(CMC)— The Seismic Research Centre of the University of the West Indies (SRC-UWI) says there is no evidence that the Eastern Caribbean is under threat of a tsunami following the eruption of the Volcano Cumbre Vieja in the Canary Islands.
In a statement posted on its website, the SRC-UWI, while the eruption is currently in progress, the Instituto Volcanológico de Canarias (INVOLCAN) is the official volcano monitoring agency for La Palma.
“Although tsunami generation is a well identified risk near volcanoes, there is no scientific basis to indicate such hazard at long distances. Even the most catastrophic scenarios recorded in history, such as Santorini (Greece) or Krakatoa (Indonesia), have produced only localised damage,” it said.
“There is currently no evidence to suggest that the Eastern Caribbean is under threat of tsunami from this eruption. The Pacific Tsunami Warning Centre (PTWC) issues international threat information to countries of the Pacific Ocean and Caribbean and Adjacent Region,” the SRC-UWI said without indicating whether or not it had been forced to issue the statement because of concerns in the region or as a result of information being posted on social media outlets.
Meantime, in its latest bulletin Tuesday regarding the La Soufriere volcano in St Vincent and the Grenadines, the SRC-UWI said seismic activity has remained low since the tremor associated with the explosion and ash venting on April 22.
“Current activity is consistent with a period of unrest after an eruption. This can continue for weeks to months. While volcanic activity has been on a decline, there is the continued presence of near surface hot spots, daily seismic activity and persistent degassing,” it said, adding that measurements of the sulphur dioxide (SO2) flux at La Soufrière were carried out by boat off the west coast earlier this month and that several traverses were completed and yielded an average SO2 flux of 207 and 262 tons per day respectively.

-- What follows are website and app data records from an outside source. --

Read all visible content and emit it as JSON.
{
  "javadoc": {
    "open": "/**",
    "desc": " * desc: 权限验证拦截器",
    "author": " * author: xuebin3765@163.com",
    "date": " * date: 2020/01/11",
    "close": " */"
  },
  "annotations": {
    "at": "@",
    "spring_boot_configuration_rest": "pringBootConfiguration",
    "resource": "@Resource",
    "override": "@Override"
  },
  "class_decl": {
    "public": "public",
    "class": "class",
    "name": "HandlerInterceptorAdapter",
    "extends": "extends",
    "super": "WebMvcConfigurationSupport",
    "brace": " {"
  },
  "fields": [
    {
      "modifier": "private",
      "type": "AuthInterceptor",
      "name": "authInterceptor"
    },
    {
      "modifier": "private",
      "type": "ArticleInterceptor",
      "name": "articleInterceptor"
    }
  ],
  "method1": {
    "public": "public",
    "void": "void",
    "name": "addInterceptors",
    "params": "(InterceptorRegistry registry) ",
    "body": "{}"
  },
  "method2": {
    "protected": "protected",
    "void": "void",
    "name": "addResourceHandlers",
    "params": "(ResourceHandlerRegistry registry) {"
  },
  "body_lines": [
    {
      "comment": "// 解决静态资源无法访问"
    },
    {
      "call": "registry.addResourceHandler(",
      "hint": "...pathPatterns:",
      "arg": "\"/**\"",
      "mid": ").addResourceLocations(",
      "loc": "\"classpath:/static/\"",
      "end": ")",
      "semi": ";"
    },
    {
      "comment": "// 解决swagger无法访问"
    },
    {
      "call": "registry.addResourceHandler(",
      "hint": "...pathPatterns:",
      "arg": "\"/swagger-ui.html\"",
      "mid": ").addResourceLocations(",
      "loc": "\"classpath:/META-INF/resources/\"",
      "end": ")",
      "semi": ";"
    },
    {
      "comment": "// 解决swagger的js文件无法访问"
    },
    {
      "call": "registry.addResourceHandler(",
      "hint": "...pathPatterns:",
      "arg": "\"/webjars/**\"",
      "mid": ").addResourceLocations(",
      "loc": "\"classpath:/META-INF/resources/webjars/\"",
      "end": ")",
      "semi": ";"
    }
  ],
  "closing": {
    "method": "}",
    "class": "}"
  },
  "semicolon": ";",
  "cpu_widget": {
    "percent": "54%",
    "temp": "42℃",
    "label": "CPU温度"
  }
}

The SRC-UWI said that visual observations on September 19 indicate no major changes have occurred in the crater since the end of explosive activity on April 2l.
“There is a small, but not insignificant, possibility that magmatic activity might restart, should there be an influx of new magma from depth. The volcano is at alert level yellow.”
Meanwhile, the SRC-UWI has confirmed that an earthquake with a magnitude of 4.1 occurred near the islands of Martinique, Dominica and St Lucia late on Monday.
It said that the quake, which had a depth of 10 kilometres (km) was felt 70 km east north east of Fort-de-France in Martinique, 100 km north east of Castries, the St Lucia capital and 118 km south east of Roseau in Dominica.
There were no immediate claims of injuries damages linked to the earthquake that occurred at 5.22 pm (local time) on Monday.